Almost four months to the day after the death of George Floyd, a fund created to benefit the community around the Allianz Field soccer stadium in St. Paul is ready to accept applications for riot-related business relief, rebuilding and relocation.
The St. Paul Midway Fund will make two forms of “Small Business Economic Justice grants” available at MidwayUnited.org.
“That’s dedicating everything that was collected after George Floyd was murdered,” said Isabel Chanslor, who has described herself as the interim fund manager.
A total of more than $340,000 will be targeted to roughly 21 small businesses in need of damage relief. Qualifying business can apply for up to $15,000 to assist owners with paying for smoke and water cleanup, glass replacement, replacement of stolen goods, lost inventory and any other damages they experienced due to riots, looting and unrest.

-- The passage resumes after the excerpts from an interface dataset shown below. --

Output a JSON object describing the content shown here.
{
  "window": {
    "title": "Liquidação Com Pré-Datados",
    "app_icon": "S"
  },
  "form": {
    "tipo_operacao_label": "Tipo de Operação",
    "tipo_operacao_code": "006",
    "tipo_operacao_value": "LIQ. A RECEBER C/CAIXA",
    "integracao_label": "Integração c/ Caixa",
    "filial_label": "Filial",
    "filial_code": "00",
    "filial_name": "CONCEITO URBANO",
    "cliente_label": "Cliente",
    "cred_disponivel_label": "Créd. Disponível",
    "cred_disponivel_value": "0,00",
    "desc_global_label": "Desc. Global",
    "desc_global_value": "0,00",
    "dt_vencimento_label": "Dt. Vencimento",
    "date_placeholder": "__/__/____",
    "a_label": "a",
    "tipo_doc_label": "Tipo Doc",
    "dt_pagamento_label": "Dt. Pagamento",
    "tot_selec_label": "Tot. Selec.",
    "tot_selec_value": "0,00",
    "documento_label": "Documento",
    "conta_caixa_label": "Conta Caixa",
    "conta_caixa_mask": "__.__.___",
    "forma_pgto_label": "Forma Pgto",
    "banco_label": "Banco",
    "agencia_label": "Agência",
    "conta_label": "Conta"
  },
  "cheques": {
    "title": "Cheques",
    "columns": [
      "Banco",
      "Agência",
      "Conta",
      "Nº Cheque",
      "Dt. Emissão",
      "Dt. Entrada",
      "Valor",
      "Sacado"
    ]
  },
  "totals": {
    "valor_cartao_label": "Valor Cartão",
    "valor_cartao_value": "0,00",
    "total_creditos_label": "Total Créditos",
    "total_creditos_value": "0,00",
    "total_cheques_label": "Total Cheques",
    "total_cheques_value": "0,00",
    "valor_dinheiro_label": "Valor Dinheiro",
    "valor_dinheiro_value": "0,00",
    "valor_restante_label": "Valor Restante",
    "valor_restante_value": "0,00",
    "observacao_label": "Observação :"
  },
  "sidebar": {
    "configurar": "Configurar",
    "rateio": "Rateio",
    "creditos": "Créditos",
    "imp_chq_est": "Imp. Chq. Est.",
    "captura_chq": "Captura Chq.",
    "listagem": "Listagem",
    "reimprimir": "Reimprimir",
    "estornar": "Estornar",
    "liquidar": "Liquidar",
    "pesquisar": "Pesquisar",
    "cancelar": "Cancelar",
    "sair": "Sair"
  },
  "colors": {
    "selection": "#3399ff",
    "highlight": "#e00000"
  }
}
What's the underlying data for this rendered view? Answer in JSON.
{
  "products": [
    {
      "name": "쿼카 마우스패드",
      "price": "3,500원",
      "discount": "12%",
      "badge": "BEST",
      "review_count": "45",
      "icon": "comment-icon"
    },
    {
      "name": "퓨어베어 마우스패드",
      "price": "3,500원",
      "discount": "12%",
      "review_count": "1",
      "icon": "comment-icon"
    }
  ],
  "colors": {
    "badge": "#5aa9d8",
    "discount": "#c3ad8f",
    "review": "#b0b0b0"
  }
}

Another $500,000 will serve at least 10 businesses through a “Rebuild and Relocation” program. Each qualifying business can apply for up to $50,000 to assist in rebuilding efforts, ranging from total fire loss to help with relocation costs due to eviction or loss of lease.
Applications will be accepted through Dec. 20, or until funds run out. A team of “small business connectors” will go door-to-door to help storeowners assemble application materials, such as business tax returns, property damage estimates, pictures of damages, contractor estimates and other documentation of losses. Email firstname.lastname@example.org for more information.
Small businesses and retail-based nonprofits with less than $2 million in annual sales revenue and located within three miles of Allianz Field are invited to apply, though preference will be given to businesses within a half mile of the stadium.
Behind the scenes, some members of the Union Park District Council and Hamline-Midway Coalition have fumed that the fund has taken too long to make money available. The neighborhood nonprofits launched the fund last year through a memorandum of understanding with the the St. Paul Foundation, which holds the money.
On Lake Street in Minneapolis, a similar business fund posted applications for rebuilding dollars within two weeks of the riots and arsons that shuttered or destroyed storefronts in their business district.
In St. Paul, an influx of nearly $1 million followed Floyd’s death in Minneapolis and a series of arsons in St. Paul’s Midway, precipitating infighting and sudden turnover within the Neighbors United Funding Collaborative. The collaborative was set up as an advisory group to recommend stadium-area improvements.
In a written statement on Sunday, the Neighbors United Funding Collaborative noted that the fund was created to provide “grants to residents, local businesses and community organizations who bring forth innovative ideas and projects focusing on economic development, placemaking, public art, preventing displacement and preserving what we all love most about our community.”